Then I continue to Bredskär, where some quite high ice walls are reminiscent of the winter.
I try to paddle between Flottgrundet and Bredskär but soon come to a large area of old and soft ice. I measure the thickness with the paddle – round 30 cm. I decide to walk over the ice and drag the kayak behind. First it works well …
… but then the ice gets softer and softer. Just some steps next to the island I break through. It is not a sudden movement, the ice just slowly gives way. Paired with the buoyancy of drysuit and life jacket that’s probably the reason why I only break in up to my chest. The hole is small and it’s a matter of seconds to get on the ice again. Carefully I take the last steps until I reach land.

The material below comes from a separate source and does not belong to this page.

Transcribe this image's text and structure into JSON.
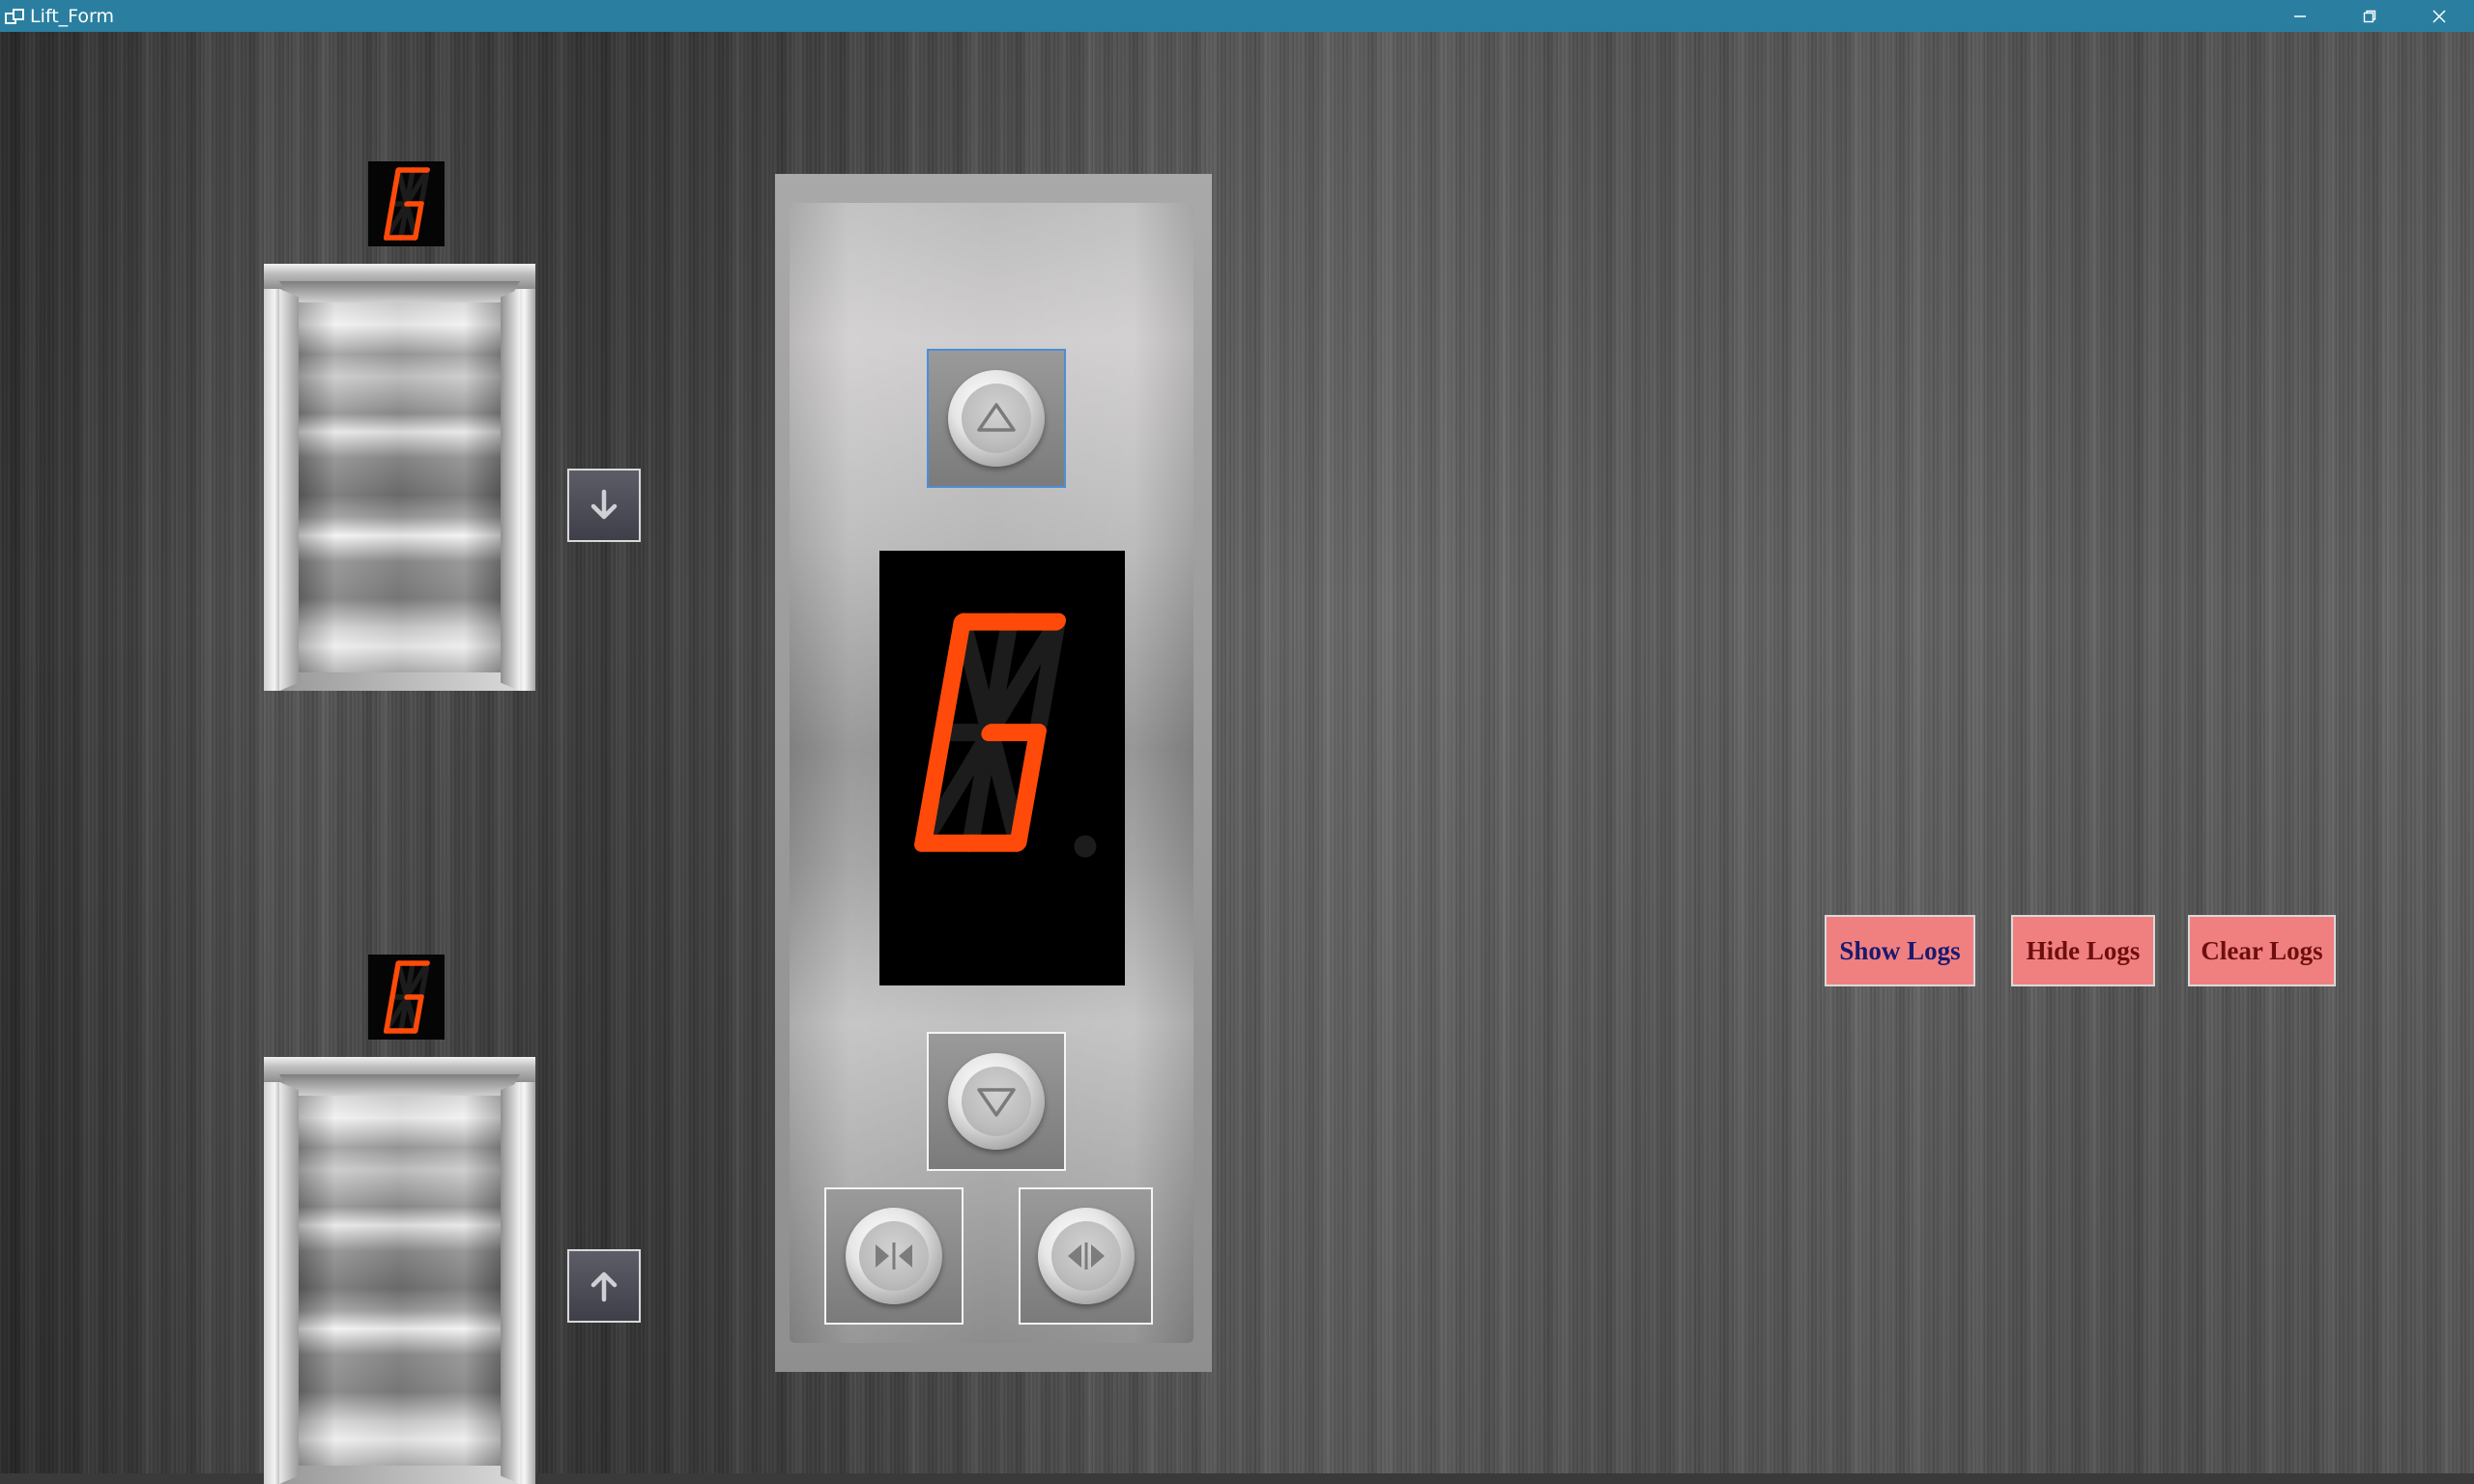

Sea ice and lake ice have a strange way of melting in spring. The solid ice transforms to an array of long vertical ice needles. There is hardly any connection between one needle and the next and it’s not possible to lift larger pieces of ice from the water without breaking them. When you get out a smaller piece and drop it, it will splinter into many parts. The structure shown on the photos below is round 10 cm thick.
I continue walking, partly on ice, partly in shallow water. Then I can paddle again. But not for long. Soon I reach another ice field, this one looking very unstable. So I cross the ice by staying in my kayak and pushing myself forward with the hands. Ouch – the vertical ice needles hurt, even through the neoprene gloves. Alas it’s only 15 meters to cross, then I’m in open water again.
The rest of the tour? Slowly paddling back to the starting point – taking off the dry suit – putting on soft shell and down jacket because I feel cold – put the kayak onto the cart and attach it to the belt – walking home. The tour took 5 hours, 40 minutes. 5 km of walking, round 10 km of paddling. Here’s a sketch:
Legend: on foot | kayak
The warm weather of the last ten days has made the snow melt quickly. Many birds have arrived, among others swans, geese, cranes and northern lapwings. The first spring flowers are blooming and butterflies flutter around.
Some days before I still had up to 40 cm of snow in my backyard, now there are only some snowy patches left that probably will thaw away soon.
Even at Storgrundet – my favourite beach and one of the places where the sea ice uses to remain longest – the first large patches of open water can be seen.
Since most of the sea ice has been vanished I want to open the kayak season this week. I need however another starting point than Storgrundet. Even though the ice has holes, most of it is still thick enough to walk onto. I met a couple that crossed the ice to visit their cabin. The man told me, that he crossed the ice a week ago, too – by car!